DNR to alter handling of pollution, parks, enforcement

  Stepp touted the plan as a first-of-its-kind “business plan” detailing agency functions in ways that should help shield the department from budget cuts and make the shrinking DNR workforce happier and more efficient.

Stepp touted the plan as a first-of-its-kind “business plan” detailing agency functions in ways that should help shield the department from budget cuts and make the shrinking DNR workforce happier and more efficient.
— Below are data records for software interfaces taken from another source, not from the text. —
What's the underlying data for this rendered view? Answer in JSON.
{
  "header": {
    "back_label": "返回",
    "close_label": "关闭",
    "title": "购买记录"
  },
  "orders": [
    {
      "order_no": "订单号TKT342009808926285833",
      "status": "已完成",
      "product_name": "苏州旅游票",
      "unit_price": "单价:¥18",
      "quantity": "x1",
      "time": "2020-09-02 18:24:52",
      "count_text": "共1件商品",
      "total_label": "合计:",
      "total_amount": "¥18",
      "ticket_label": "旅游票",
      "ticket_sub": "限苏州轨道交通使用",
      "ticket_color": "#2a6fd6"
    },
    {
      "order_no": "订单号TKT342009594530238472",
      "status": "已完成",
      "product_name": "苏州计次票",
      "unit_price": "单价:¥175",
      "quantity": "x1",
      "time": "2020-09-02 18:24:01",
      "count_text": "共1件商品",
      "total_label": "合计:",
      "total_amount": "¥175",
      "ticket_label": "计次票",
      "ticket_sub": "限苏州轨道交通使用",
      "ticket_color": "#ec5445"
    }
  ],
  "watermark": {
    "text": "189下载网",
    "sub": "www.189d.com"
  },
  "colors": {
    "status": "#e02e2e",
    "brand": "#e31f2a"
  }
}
Wisconsin Department of Natural Resources leaders on Wednesday announced a sweeping reorganization aimed at providing relief to overburdened workers in its troubled water quality program and making state parks and wildlife management more efficient. George Meyer, a former DNR secretary who directs the Wisconsin Wildlife Federation, said some of the changes could prove helpful, but the ailing DNR needs more employees, not a reorganization, Meyer said. The DNR has come under fire from the U.S. Environmental Protection Agency for deficiencies in Clean Water Act enforcement and by the audit bureau for failing to conduct timely inspections of large dairy operations or adequately review manure spreading plans or annual compliance reports.